recommended purchase in March of this year at $30. (See
Royal Caribbean: A Buy in Carnival's Wake
). However, some of my worries are coming to the fore, and I
believe that it would be a good time to take profits.
My original recommendation was based on a slow-growth economy,
specifically 2-3% economic growth at most, and not a full economic
recovery from the recession. I also expected cruise industry
expenditures to grow at 3-5% at most. And there has been no
evidence since then to believe otherwise. After
) problems, I expected that there would be a market share gain by
RCL. Now, based on only one or two quarters of data seen, I believe
that has been happening.
But the possible events and changes I named in my caveats are also
now a reality. There has been some some weakness in the consumer
sector, for example, especially in clothing and auto parts, among
I also said, "Nobody seems to be talking yet about the increased
spending for health care that seniors will do because of
Obamacare-related cutbacks. I have not come to grips with that yet,
and it will not unfold for maybe two to three years, well after
this stock will have 'worked,' if it is going to."
I believe all of the hubbub over the Affordable Care Act site
debacle will concentrate the thoughts of American consumers on the
eventual financial fallout from Obamacare. That shift could hurt
the stock market overall, but I think that it will have the most
impact on cruise customers, who are a fairly conservative,
unadventurous group. Retirees will not have problems with Medicare
initially, but I believe that they will reduce their spending when
they see what's coming. The core crowd (age 45-65) will, I believe,
cut back as they see or become the victim of
. Premiums will increase, of course, and in the shorter term, must
come out of discretionary spending.
At 3.6%, the expected compound average growth rate in capacity for

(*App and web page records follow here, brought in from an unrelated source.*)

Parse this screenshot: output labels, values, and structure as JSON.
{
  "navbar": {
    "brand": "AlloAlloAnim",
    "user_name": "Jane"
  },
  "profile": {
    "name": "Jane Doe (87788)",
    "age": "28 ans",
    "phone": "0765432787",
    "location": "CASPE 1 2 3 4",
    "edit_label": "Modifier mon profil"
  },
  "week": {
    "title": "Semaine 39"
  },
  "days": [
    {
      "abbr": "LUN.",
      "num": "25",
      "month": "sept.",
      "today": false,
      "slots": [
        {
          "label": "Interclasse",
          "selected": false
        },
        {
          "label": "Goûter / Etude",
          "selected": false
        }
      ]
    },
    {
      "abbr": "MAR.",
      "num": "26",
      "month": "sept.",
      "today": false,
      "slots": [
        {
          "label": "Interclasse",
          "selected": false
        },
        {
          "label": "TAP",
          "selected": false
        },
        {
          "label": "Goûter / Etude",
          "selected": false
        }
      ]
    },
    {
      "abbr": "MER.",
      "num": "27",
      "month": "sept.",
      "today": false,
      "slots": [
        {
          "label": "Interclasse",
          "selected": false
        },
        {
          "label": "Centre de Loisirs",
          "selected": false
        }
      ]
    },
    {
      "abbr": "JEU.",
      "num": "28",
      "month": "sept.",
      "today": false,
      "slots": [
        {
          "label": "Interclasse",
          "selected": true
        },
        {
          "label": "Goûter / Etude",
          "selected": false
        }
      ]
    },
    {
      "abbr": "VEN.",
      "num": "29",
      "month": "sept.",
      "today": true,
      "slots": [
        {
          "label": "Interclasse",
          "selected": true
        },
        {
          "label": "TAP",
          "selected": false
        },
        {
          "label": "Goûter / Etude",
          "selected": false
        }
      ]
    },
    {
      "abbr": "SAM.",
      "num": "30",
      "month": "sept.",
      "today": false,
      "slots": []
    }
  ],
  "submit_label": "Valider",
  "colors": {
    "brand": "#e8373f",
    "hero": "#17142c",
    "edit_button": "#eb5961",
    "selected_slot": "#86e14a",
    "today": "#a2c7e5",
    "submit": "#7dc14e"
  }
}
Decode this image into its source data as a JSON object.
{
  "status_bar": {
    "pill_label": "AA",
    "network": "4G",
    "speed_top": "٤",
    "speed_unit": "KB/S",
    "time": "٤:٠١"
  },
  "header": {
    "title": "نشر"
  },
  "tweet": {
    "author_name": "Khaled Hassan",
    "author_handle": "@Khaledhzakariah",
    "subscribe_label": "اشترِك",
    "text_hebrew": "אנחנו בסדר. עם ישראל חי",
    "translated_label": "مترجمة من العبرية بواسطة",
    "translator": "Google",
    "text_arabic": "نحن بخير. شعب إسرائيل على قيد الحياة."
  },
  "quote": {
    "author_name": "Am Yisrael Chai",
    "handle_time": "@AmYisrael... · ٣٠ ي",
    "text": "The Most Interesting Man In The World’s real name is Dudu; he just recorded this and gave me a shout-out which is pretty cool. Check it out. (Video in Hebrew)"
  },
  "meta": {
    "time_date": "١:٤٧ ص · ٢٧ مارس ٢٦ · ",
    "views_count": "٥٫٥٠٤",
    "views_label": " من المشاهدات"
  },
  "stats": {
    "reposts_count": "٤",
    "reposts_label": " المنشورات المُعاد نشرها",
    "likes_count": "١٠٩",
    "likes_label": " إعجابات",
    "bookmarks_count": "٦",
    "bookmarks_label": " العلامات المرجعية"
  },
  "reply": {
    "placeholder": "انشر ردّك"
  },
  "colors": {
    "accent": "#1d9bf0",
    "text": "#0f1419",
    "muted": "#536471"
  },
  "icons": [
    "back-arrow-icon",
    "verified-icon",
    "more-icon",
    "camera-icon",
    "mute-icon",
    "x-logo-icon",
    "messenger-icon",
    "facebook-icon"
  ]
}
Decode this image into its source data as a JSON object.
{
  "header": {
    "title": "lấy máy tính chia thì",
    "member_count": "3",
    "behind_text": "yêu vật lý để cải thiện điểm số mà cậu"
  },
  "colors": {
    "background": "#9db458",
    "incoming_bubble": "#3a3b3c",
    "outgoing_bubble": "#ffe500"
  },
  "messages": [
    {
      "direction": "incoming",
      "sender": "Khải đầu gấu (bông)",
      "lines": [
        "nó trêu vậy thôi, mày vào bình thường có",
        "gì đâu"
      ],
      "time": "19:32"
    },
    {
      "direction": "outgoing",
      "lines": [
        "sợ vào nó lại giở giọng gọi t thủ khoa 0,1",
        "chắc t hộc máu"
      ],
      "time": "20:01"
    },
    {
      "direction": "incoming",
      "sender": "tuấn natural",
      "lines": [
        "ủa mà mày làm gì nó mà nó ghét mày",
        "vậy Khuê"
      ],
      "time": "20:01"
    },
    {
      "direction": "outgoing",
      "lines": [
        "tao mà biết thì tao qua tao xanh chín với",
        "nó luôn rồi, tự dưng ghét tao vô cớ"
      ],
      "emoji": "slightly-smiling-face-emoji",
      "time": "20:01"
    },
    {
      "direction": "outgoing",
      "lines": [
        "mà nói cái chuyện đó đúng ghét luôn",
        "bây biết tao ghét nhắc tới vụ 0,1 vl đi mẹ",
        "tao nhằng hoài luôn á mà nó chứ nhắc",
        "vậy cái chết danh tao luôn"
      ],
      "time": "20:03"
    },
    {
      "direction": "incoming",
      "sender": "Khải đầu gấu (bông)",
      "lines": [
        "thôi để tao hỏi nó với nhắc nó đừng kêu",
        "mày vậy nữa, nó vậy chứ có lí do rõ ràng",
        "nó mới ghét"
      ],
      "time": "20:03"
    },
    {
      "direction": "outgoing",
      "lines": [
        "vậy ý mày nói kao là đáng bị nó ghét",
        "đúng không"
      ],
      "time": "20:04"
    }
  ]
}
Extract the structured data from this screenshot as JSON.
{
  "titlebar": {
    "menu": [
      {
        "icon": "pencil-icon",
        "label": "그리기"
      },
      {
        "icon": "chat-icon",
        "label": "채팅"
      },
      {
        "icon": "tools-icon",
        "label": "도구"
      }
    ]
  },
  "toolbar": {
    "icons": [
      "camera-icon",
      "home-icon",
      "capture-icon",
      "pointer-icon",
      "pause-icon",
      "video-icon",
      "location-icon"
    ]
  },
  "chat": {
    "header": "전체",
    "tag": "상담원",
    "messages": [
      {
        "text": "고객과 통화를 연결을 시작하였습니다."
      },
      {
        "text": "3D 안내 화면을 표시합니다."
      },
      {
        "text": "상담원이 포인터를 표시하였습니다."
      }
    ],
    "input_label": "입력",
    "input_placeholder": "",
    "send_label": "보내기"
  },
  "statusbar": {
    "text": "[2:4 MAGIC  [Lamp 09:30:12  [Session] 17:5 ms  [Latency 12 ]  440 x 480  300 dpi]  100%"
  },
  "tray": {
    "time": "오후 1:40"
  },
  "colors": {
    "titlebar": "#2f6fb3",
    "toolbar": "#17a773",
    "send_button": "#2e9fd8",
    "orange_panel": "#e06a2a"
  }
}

the next five years is still higher than I would like to see. While
that figure is a big decline from the growth rate of past years, it
is still higher than a reasonable expectation for weighted average
GDP growth of the North American plus European Economic Community.
In other words, overcapacity is still getting worse.
My present valuation, with Royal's attainment of a deserved 6.5%
risk discount, is fair. I use consensus EPS estimates of $2.31 and
$3.06 for 2013 and 2014 respectively. But I do not use the $3.84
for 2015, because these estimates have an acceleration in revenue
growth from 5%-ish in 2014 to 9-10%, which includes high margined
onboard revenue, which I think is unwarranted. Using a $3.54 for
2015, I put together two next-12-months earnings-per-share
estimates of $2.66 and then $3.24. Using a 4.2% risk-free rate
(3.6% long Treasury plus 60bps to counter quantitative easing), my
model says that the stock at $43 is discounting an 8% five-year
growth rate, which is maybe 1-2% higher than what I might expect.
One more consideration, albeit one for the future: I am beginning
to wonder if the industry is on a bit of a treadmill as newer,
bigger ships are added to the fleets. I realize that they are more
profitable from a margin standpoint, but I wonder whether part of
their margin increase comes from customer demand, as they are
willing to pay a premium for the biggest and latest. What would
happen to margins if capacity growth grew at zero? Profitability
would obviously go up, but I wonder if enough passengers currently
going out on the biggest ships would choose to go elsewhere, so
that the leverage would not be up to expectations.
I have also had other non-economic concerns about the largest
ships. As I was writing this I noticed a
New York Times
article from October 27, 2013 entitled "
Too Big to Sail? Cruise Ships Face Scrutiny
" by Jad Mouawad. It is interesting reading, though it will not
affect an investment in a cruise line -- until it does.